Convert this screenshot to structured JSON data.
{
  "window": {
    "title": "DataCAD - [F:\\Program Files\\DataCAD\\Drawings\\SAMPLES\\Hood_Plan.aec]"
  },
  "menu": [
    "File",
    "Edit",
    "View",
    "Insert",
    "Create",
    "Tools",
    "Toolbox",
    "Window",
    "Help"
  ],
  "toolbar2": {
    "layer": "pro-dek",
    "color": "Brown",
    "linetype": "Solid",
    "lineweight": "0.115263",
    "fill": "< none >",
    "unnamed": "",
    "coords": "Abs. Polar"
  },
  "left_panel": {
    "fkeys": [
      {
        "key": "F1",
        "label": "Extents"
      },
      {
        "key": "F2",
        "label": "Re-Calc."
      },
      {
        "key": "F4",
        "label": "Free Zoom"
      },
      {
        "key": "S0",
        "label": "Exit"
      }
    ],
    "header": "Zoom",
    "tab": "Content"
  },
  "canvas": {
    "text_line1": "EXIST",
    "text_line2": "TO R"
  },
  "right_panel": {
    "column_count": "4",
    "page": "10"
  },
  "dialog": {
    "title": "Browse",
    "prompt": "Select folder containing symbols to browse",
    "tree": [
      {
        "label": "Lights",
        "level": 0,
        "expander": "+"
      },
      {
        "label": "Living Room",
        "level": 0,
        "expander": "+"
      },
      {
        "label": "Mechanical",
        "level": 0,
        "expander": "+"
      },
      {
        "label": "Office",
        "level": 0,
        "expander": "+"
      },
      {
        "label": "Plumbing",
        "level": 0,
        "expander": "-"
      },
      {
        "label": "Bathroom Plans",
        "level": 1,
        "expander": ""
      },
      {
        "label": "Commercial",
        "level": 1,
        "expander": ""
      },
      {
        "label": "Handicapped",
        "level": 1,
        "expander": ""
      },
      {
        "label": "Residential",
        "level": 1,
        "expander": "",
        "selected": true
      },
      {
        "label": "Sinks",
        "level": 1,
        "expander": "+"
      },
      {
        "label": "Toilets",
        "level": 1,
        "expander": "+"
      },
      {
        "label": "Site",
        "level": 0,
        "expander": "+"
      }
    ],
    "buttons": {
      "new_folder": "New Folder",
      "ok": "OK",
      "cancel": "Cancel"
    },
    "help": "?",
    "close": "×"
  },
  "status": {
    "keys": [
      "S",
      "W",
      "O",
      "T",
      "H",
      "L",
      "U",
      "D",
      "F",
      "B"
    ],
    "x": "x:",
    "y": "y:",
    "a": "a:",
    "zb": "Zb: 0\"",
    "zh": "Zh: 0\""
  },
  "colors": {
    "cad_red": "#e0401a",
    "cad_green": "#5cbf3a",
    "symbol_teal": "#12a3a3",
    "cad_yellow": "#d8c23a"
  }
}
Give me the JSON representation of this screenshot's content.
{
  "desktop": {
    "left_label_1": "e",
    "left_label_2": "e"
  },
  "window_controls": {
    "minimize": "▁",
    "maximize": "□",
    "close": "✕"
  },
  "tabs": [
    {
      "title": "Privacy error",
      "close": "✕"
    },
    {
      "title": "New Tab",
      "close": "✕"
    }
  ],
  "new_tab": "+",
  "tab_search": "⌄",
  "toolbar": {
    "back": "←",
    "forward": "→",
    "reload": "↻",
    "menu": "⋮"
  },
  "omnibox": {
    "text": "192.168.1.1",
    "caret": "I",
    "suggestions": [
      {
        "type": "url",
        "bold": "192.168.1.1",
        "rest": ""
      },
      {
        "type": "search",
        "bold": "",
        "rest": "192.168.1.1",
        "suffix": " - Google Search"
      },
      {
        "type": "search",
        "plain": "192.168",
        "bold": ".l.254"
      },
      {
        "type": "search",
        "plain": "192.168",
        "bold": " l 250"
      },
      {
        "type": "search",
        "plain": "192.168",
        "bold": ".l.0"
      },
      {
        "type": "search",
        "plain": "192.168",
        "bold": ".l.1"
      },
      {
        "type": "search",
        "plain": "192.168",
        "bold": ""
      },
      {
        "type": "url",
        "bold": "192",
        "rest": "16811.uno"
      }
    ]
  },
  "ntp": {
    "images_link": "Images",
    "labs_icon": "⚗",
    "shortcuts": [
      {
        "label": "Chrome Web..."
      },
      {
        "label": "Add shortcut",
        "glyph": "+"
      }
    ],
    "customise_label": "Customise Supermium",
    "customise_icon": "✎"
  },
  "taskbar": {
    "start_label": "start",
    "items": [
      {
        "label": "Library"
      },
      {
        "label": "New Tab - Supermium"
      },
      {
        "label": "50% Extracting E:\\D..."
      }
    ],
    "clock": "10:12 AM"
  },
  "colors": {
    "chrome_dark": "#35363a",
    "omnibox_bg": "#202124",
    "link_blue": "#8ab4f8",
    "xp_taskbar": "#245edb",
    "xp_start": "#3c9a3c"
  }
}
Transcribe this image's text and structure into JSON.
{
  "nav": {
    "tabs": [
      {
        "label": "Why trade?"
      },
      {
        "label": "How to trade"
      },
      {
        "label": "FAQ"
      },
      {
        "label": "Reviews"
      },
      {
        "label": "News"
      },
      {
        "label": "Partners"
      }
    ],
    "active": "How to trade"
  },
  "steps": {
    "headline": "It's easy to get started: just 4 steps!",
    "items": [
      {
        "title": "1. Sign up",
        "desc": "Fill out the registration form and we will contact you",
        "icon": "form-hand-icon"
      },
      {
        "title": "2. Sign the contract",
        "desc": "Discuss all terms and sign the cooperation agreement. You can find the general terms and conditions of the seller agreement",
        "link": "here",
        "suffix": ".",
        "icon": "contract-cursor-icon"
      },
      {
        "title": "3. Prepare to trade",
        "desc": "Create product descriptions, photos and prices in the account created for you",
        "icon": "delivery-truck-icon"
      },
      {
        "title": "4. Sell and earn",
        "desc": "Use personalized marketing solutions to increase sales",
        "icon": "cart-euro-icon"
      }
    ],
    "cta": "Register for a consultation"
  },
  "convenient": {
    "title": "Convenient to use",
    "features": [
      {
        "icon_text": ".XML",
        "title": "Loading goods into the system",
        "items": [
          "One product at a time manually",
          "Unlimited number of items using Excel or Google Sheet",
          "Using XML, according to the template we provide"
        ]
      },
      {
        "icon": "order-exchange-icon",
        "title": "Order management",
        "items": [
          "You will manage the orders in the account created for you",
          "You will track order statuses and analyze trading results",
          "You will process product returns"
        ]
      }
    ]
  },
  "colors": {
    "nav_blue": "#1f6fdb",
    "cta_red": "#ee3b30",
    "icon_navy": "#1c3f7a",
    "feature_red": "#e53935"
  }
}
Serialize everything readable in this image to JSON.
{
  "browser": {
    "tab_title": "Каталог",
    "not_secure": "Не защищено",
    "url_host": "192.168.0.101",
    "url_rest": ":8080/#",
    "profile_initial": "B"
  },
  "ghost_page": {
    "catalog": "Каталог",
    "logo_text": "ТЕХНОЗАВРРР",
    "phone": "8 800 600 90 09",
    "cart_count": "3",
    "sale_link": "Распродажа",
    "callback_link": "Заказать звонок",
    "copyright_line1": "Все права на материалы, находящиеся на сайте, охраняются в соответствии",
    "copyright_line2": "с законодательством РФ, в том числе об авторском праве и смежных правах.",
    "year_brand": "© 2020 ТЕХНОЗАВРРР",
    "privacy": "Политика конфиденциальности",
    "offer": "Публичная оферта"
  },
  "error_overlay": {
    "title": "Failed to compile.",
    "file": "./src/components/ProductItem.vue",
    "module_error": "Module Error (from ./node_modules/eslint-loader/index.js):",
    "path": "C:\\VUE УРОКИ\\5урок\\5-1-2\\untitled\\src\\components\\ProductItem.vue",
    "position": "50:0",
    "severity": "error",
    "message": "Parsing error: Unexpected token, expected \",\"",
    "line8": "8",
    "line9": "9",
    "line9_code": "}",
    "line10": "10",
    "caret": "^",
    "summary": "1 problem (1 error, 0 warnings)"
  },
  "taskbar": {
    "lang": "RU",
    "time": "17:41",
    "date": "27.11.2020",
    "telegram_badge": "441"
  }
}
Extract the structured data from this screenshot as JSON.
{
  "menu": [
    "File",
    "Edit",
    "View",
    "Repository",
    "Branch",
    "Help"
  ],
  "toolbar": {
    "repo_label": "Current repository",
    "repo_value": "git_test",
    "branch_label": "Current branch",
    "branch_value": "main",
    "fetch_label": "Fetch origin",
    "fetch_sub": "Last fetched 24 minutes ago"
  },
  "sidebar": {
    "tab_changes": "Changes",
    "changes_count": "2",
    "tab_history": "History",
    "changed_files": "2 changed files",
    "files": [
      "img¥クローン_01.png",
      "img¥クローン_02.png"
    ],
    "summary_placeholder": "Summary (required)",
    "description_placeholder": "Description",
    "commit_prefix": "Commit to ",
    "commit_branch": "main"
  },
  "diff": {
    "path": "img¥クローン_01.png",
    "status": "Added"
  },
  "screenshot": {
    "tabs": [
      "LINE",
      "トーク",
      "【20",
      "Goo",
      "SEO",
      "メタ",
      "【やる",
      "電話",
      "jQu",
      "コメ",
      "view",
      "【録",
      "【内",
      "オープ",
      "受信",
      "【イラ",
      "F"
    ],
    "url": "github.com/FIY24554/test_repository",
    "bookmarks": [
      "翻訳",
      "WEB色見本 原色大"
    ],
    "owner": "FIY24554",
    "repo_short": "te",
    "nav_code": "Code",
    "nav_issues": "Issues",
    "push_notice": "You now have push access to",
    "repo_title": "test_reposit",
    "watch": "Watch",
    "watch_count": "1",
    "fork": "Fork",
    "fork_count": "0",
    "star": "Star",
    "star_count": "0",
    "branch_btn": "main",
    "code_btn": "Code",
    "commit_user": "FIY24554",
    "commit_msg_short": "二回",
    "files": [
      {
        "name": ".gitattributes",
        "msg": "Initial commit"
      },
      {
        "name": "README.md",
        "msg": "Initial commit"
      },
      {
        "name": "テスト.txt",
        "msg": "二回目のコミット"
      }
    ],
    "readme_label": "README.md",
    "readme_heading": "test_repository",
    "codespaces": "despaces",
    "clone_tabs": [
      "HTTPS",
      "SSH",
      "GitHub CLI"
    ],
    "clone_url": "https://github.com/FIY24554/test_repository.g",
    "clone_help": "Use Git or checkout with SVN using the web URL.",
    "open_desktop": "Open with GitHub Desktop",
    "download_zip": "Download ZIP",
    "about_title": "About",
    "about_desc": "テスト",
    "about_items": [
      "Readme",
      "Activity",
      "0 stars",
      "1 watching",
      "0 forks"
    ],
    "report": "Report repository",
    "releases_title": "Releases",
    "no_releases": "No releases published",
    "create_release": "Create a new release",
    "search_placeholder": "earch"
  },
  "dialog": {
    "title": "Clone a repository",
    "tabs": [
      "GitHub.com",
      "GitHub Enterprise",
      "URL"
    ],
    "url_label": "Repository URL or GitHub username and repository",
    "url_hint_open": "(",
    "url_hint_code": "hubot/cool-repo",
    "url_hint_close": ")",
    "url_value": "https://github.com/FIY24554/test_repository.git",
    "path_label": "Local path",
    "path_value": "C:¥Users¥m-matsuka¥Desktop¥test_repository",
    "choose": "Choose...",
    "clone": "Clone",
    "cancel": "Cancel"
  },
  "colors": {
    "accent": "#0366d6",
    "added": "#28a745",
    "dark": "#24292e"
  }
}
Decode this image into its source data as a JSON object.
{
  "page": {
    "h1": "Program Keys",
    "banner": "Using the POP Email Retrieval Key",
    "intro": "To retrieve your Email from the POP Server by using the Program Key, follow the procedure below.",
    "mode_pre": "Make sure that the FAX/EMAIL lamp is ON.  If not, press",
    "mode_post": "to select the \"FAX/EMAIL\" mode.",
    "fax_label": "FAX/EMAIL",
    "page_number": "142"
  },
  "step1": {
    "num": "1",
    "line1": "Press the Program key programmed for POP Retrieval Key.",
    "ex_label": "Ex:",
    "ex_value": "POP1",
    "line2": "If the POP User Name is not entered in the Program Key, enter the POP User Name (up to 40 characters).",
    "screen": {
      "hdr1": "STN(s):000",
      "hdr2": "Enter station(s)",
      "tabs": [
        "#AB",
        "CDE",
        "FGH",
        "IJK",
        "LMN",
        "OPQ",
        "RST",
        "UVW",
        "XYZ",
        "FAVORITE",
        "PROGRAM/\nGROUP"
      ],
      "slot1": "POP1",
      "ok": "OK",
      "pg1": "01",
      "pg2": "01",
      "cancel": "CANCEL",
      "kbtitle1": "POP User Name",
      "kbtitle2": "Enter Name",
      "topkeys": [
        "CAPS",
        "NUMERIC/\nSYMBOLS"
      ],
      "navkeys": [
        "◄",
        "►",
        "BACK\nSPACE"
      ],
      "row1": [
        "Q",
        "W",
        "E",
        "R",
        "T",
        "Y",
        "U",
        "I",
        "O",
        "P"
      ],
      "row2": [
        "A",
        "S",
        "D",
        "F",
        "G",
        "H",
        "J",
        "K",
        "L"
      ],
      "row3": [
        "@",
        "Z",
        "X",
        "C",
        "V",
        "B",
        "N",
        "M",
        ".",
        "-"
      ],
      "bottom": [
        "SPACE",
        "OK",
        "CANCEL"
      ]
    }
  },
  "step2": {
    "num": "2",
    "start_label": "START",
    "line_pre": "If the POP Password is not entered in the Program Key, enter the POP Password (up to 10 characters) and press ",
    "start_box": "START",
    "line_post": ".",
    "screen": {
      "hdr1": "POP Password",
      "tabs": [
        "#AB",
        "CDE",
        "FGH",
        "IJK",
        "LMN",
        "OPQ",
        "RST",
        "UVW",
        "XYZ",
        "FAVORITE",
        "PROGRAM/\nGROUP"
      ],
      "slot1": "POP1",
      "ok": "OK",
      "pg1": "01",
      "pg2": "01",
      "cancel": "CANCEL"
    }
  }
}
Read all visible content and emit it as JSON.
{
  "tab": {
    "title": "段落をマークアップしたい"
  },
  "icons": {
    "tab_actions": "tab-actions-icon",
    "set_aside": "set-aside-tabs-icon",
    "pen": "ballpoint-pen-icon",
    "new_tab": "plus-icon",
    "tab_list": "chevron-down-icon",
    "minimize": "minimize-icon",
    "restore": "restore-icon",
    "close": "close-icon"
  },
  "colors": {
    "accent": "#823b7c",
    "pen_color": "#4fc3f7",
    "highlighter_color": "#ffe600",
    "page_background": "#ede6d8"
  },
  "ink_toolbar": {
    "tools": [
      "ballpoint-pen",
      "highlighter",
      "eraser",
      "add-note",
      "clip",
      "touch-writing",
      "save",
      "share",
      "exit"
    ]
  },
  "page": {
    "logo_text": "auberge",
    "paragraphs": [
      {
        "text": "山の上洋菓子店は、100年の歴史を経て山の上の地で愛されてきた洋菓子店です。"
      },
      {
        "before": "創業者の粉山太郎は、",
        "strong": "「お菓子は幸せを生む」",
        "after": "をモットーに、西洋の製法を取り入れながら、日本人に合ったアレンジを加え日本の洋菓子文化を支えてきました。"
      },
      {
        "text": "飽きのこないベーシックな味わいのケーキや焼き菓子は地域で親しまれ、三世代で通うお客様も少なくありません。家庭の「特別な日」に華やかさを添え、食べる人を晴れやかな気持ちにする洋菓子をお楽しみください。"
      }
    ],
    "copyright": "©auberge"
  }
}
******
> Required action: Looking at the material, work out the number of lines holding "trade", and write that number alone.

> The completed task: 4